Thursday, 3 January 2013
Ethnic penalties in graduate level over-education, unemployment and wages: evidence from Britain
an article by Anthony Rafferty (University of Manchester, UK) published in Work Employment & Society Volume 26 Number 6 (December 2012)
Although access to higher education has helped many minority ethnic men and women improve their labour market position compared to prior generations or the less qualified, it remains unclear to what extent higher level qualifications facilitate an equalisation of labour market outcomes with comparably educated white UK born men and women.
This article critically examines ethnic differences in graduate level over-education, unemployment and wages as potential markers of discrimination or broader ‘ethnic penalties’, defined as the differences in labour market outcomes persisting after accounting for observable human capital and demographic characteristics.

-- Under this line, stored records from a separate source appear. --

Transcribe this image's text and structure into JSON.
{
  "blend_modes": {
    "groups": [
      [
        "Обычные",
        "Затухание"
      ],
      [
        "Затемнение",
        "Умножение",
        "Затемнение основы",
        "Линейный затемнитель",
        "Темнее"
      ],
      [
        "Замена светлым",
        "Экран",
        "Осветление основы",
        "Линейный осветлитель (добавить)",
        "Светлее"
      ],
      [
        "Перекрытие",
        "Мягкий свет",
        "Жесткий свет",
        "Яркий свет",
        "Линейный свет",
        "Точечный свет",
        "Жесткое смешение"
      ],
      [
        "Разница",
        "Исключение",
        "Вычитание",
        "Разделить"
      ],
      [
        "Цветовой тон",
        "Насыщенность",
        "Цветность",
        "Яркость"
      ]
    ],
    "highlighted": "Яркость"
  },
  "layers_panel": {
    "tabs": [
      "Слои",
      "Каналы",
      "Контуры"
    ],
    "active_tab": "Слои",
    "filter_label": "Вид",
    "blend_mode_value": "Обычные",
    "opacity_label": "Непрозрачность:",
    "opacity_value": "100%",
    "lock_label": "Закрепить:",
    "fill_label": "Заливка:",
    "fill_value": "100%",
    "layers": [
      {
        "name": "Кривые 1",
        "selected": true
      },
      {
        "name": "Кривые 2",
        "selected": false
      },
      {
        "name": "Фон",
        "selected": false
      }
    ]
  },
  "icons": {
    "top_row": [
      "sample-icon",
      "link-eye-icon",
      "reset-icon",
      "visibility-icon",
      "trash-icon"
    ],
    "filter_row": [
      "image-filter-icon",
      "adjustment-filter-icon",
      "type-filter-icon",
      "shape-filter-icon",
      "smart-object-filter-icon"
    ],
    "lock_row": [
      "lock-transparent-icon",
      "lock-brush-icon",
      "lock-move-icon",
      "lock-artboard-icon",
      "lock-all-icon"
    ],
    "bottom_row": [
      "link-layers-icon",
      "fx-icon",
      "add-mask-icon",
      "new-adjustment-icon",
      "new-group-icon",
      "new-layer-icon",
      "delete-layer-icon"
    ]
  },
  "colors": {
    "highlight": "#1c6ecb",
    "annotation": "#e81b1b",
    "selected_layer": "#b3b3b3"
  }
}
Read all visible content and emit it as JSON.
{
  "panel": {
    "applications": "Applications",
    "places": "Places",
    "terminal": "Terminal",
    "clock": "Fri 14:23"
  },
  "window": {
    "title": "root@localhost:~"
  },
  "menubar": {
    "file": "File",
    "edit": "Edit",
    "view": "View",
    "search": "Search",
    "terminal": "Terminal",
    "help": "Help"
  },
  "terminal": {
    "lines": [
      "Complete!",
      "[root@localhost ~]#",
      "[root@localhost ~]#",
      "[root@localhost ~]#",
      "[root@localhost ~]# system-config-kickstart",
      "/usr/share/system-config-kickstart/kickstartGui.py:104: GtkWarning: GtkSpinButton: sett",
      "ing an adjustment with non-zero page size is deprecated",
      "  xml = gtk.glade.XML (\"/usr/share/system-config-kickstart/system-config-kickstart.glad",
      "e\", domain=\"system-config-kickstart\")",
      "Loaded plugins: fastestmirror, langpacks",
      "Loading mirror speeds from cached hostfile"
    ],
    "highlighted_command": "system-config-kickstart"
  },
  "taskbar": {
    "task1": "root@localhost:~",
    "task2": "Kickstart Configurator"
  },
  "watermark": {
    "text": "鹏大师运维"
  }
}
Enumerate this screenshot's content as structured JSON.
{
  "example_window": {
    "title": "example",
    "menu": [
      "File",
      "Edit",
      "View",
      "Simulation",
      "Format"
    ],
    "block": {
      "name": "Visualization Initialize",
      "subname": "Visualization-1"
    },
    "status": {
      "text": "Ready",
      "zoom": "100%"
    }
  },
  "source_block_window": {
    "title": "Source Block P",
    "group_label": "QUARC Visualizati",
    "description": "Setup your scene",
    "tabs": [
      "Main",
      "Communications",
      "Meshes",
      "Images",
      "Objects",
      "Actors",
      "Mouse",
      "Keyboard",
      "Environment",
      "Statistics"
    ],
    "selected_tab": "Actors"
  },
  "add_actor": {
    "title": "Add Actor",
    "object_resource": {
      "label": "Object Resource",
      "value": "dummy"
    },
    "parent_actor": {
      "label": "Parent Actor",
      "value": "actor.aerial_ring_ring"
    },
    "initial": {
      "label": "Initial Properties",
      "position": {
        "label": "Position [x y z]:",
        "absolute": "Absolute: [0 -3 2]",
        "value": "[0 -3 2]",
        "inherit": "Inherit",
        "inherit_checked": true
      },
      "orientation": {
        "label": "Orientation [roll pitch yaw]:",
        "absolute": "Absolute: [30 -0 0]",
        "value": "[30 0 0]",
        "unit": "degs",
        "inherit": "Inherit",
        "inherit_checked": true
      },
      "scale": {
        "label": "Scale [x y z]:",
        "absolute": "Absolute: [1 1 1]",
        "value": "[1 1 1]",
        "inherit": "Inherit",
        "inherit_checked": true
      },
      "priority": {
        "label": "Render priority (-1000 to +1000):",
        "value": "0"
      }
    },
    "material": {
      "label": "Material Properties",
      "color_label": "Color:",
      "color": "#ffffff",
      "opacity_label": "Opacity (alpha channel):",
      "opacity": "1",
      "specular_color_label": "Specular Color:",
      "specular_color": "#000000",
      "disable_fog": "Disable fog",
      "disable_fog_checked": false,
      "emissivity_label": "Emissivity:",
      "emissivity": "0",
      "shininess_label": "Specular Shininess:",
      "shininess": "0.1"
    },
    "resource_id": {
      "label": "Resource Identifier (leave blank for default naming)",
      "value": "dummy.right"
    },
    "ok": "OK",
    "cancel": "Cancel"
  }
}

To estimate ethnic penalties a novel approach using covariate matching is applied. The findings reveal that despite their levels of educational attainment penalties persist among several minority ethnic groups. The implications of pre-labour market social disadvantages for explaining patterns of over-education are highlighted.